Zayd Ayers Dohrn, narrating: Two weeks after the New Jersey Turnpike shooting, the Weather Underground tries to express the solidarity they feel with the BLA. A bomb explodes in the h103rd police precinct in Queens. No one is hurt. In the accompanying communique, the Weather Underground, claims the attack is a response to police crimes, including the murder of 10-year old Clifford Glover and the killing of Zayd Shakur, “Black warrior, former minister of information of the New York Black Panther Party, killed by New Jersey state troopers.” It’s the first time my parents, in their own particular way, would memorialize Zayd Shakur.
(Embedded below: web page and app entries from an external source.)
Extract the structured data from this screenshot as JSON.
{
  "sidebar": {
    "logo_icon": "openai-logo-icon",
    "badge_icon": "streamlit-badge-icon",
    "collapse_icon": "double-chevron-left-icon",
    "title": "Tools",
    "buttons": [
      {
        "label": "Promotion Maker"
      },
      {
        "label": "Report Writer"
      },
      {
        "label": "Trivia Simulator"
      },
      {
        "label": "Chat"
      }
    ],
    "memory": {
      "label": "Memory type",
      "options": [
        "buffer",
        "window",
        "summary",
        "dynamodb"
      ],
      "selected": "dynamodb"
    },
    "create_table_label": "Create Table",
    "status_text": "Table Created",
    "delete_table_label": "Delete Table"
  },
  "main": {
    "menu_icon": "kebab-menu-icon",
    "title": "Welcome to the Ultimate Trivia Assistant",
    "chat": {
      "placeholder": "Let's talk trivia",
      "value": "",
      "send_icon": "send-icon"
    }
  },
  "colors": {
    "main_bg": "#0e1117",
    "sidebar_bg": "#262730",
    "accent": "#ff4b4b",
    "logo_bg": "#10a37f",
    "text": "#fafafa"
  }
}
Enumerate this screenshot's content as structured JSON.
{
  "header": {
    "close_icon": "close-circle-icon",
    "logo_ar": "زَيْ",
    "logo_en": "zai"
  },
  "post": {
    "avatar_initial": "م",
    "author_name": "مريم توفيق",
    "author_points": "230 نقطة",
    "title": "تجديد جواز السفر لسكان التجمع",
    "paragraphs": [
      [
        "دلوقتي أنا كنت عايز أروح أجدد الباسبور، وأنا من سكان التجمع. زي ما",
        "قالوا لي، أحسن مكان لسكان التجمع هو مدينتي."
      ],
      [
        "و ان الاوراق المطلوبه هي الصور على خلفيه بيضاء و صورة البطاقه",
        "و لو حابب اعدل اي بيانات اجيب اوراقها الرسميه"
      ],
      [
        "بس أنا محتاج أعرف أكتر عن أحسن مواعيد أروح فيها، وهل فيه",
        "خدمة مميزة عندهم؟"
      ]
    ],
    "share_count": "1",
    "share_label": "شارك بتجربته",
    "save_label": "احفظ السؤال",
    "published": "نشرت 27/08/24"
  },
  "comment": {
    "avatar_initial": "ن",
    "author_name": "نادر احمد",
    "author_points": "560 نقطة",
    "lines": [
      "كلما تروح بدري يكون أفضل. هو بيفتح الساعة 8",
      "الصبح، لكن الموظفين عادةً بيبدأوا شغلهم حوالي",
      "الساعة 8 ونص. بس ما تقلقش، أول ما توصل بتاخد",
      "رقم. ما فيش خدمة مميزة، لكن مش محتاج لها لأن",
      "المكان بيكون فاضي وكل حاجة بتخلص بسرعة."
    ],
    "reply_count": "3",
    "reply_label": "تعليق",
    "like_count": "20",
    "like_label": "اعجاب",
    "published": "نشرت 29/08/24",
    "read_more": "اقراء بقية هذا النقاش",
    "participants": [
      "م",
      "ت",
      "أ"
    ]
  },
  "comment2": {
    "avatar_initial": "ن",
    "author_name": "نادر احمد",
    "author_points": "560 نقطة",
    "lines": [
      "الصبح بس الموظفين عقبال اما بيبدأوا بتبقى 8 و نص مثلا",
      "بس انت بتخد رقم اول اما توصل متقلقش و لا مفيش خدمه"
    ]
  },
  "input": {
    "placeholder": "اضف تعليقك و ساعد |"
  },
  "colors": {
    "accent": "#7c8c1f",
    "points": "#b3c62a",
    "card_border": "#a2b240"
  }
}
The second would be my birth, just a few years later.

 

Zayd Ayers Dohrn, narrating: Next time on mother country radicals.

 

Bernardine Dohrn: I want to have a baby. Let’s have a baby. And he said, Sure.

 

Kathy Boudin: Well, I think I thought that the Vietnamese had kids and they continued fighting. I think that my perspective on kind of where was I in history was other women do this and I’m a revolutionary and I can do both.

 

Zayd Ayers Dohrn, narrating: A generation of Weather kids arrives, as members of the Underground struggle over what to do next.

 

Kathy Boudin: There’s a need for an underground, and if you decide to go above ground, then you’re being racist.

 

Jeff  Jones: That’s what happens when you purge someone from a political organization. The best thing that can happen to them is they cease to exist politically. The worst thing is that they actually cease to exist.

 

Bernardine Dohrn: I said what they wanted to hear and I, I didn’t know what was right.

 

Zayd Ayers Dohrn: Unlike you.

 

Bernardine Dohrn: Not like me. But I went there.

 

Zayd Ayers Dohrn, narrating: Mother Country Radicals is an original podcast from Aydacy and Crooked Media. It’s produced by Dustlight Productions. I’m Zayd Ayers Dohrn, your host, writer, and executive producer. From Crooked Media, executive producers are Jon Favreau, Sarah Geismer, Lyra Smith, and Alison Falzetta, with special thanks to Katie Long. From Dustlight, executive producer is Misha Euceph. Arwin Nicks is our executive editor, Ariana Gharib Lee is our senior producer, Stephanie Cohn is the producer, Ty Jones is our historical consultant. All three also helped with writing on the series. This episode was sound designed by Ariana Gharib Lee. Valentino Rivera is the senior engineer. Andy Clauson is the composer. For Audacy, Tim Clark is head of audio content, Lindsey Grant is head of platform marketing, and Brian Swarth leads podcast marketing. Special thanks to Melissa Providence, Lizzy Roberti Denihan, Andy Slater, and Danny Kutrick. Thanks to our development and operations coordinator at Dustlight, Rachel Garcia, apprentice Shomari Kirkwood, and Mark Wilkening, and the team at Chicago Recording Company. Mother Country Radicals is an Audacy Original Podcast.